* Data supplied:
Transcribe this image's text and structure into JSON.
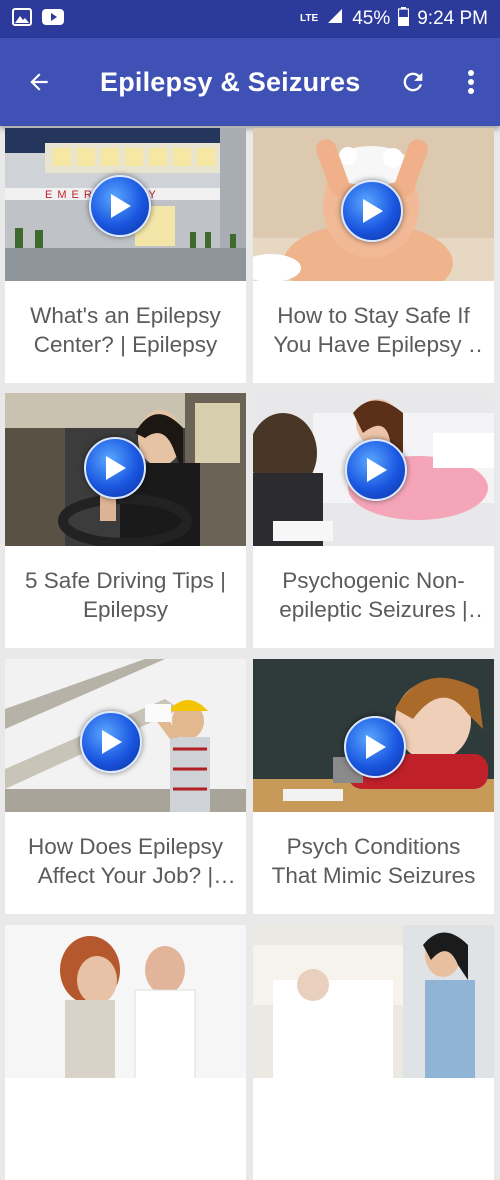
{
  "status_bar": {
    "network": "LTE",
    "battery": "45%",
    "time": "9:24 PM",
    "icons": [
      "image-icon",
      "youtube-icon",
      "signal-icon",
      "battery-icon"
    ]
  },
  "app_bar": {
    "title": "Epilepsy & Seizures",
    "icons": [
      "back-arrow-icon",
      "refresh-icon",
      "overflow-menu-icon"
    ],
    "color": "#3f51b5"
  },
  "videos": [
    {
      "title": "What's an Epilepsy Center? | Epilepsy"
    },
    {
      "title": "How to Stay Safe If You Have Epilepsy | Epilepsy"
    },
    {
      "title": "5 Safe Driving Tips | Epilepsy"
    },
    {
      "title": "Psychogenic Non-epileptic Seizures | Epilepsy"
    },
    {
      "title": "How Does Epilepsy Affect Your Job? | Epilepsy"
    },
    {
      "title": "Psych Conditions That Mimic Seizures"
    },
    {
      "title": ""
    },
    {
      "title": ""
    }
  ]
}
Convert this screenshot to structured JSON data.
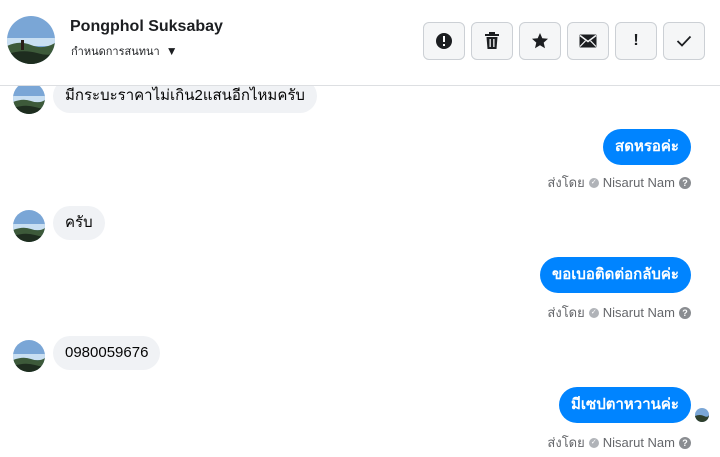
{
  "header": {
    "contact_name": "Pongphol Suksabay",
    "settings_label": "กำหนดการสนทนา",
    "actions": {
      "spam": "report-icon",
      "delete": "trash-icon",
      "star": "star-icon",
      "mark_unread": "envelope-icon",
      "follow_up": "!",
      "done": "check-icon"
    }
  },
  "messages": [
    {
      "direction": "in",
      "text": "มีกระบะราคาไม่เกิน2แสนอีกไหมครับ"
    },
    {
      "direction": "out",
      "text": "สดหรอค่ะ",
      "sent_by_prefix": "ส่งโดย",
      "sender": "Nisarut Nam"
    },
    {
      "direction": "in",
      "text": "ครับ"
    },
    {
      "direction": "out",
      "text": "ขอเบอติดต่อกลับค่ะ",
      "sent_by_prefix": "ส่งโดย",
      "sender": "Nisarut Nam"
    },
    {
      "direction": "in",
      "text": "0980059676"
    },
    {
      "direction": "out",
      "text": "มีเซปตาหวานค่ะ",
      "sent_by_prefix": "ส่งโดย",
      "sender": "Nisarut Nam"
    }
  ],
  "colors": {
    "outgoing_bubble": "#0084ff",
    "incoming_bubble": "#f0f2f5",
    "meta_text": "#65676b"
  }
}
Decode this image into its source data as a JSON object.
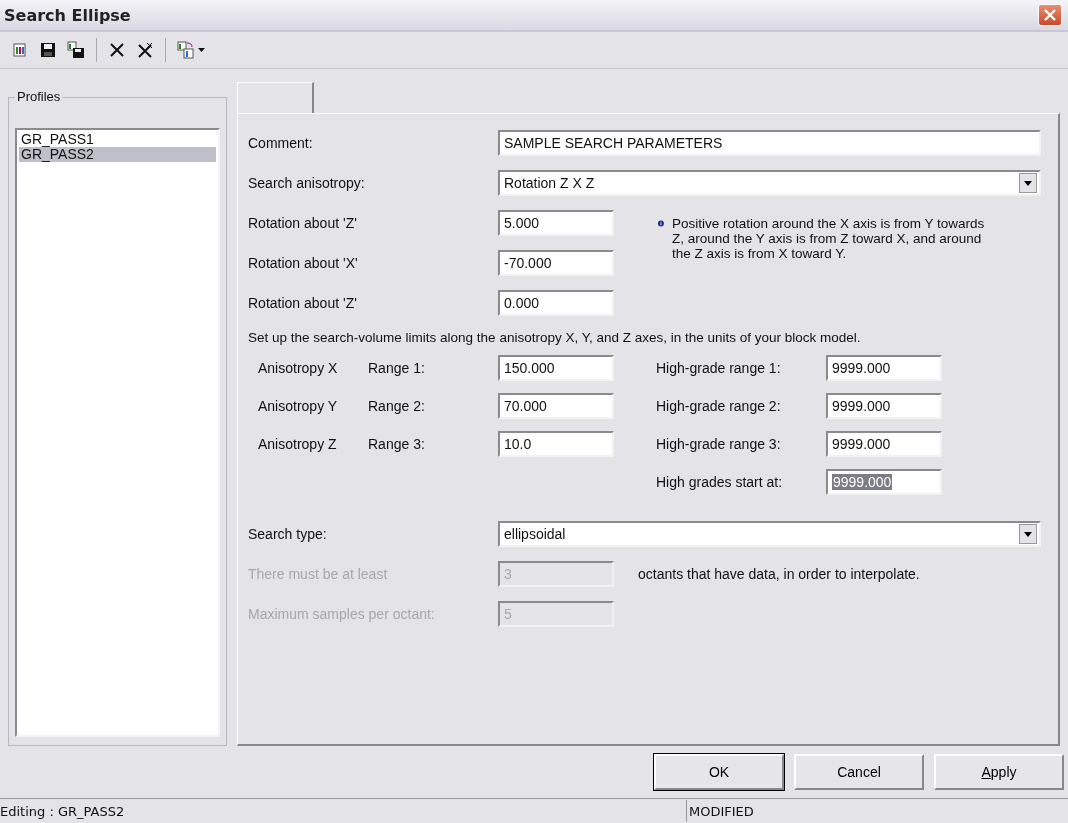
{
  "window": {
    "title": "Search Ellipse"
  },
  "toolbar": {
    "buttons": [
      {
        "kind": "new"
      },
      {
        "kind": "save"
      },
      {
        "kind": "saveas"
      },
      {
        "kind": "sep"
      },
      {
        "kind": "delete"
      },
      {
        "kind": "deleteall"
      },
      {
        "kind": "sep"
      },
      {
        "kind": "copy",
        "dropdown": true
      }
    ]
  },
  "profiles": {
    "title": "Profiles",
    "items": [
      {
        "label": "GR_PASS1",
        "selected": false
      },
      {
        "label": "GR_PASS2",
        "selected": true
      }
    ]
  },
  "panel": {
    "comment": {
      "label": "Comment:",
      "value": "SAMPLE SEARCH PARAMETERS"
    },
    "anisotropy": {
      "label": "Search anisotropy:",
      "value": "Rotation Z X Z"
    },
    "rotations": [
      {
        "label": "Rotation about 'Z'",
        "value": "5.000"
      },
      {
        "label": "Rotation about 'X'",
        "value": "-70.000"
      },
      {
        "label": "Rotation about 'Z'",
        "value": "0.000"
      }
    ],
    "info": "Positive rotation around the X axis is from Y towards Z, around the Y axis is from Z toward X, and around the Z axis is from X toward Y.",
    "limits_note": "Set up the search-volume limits along the anisotropy X, Y, and Z axes, in the units of your block model.",
    "ranges": [
      {
        "axis": "Anisotropy X",
        "range_label": "Range 1:",
        "value": "150.000",
        "high_label": "High-grade range 1:",
        "high_value": "9999.000"
      },
      {
        "axis": "Anisotropy Y",
        "range_label": "Range 2:",
        "value": "70.000",
        "high_label": "High-grade range 2:",
        "high_value": "9999.000"
      },
      {
        "axis": "Anisotropy Z",
        "range_label": "Range 3:",
        "value": "10.0",
        "high_label": "High-grade range 3:",
        "high_value": "9999.000"
      }
    ],
    "high_start": {
      "label": "High grades start at:",
      "value": "9999.000",
      "selected": true
    },
    "search_type": {
      "label": "Search type:",
      "value": "ellipsoidal"
    },
    "octants": {
      "label": "There must be at least",
      "value": "3",
      "suffix": "octants that have data, in order to interpolate.",
      "disabled": true
    },
    "max_samples": {
      "label": "Maximum samples per octant:",
      "value": "5",
      "disabled": true
    }
  },
  "buttons": [
    {
      "label": "OK",
      "default": true
    },
    {
      "label": "Cancel",
      "default": false
    },
    {
      "label": "Apply",
      "default": false,
      "mnemonic_first": true
    }
  ],
  "status_bar": [
    "Editing : GR_PASS2",
    "MODIFIED"
  ]
}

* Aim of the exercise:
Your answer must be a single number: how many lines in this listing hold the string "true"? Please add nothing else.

* Your solution:
7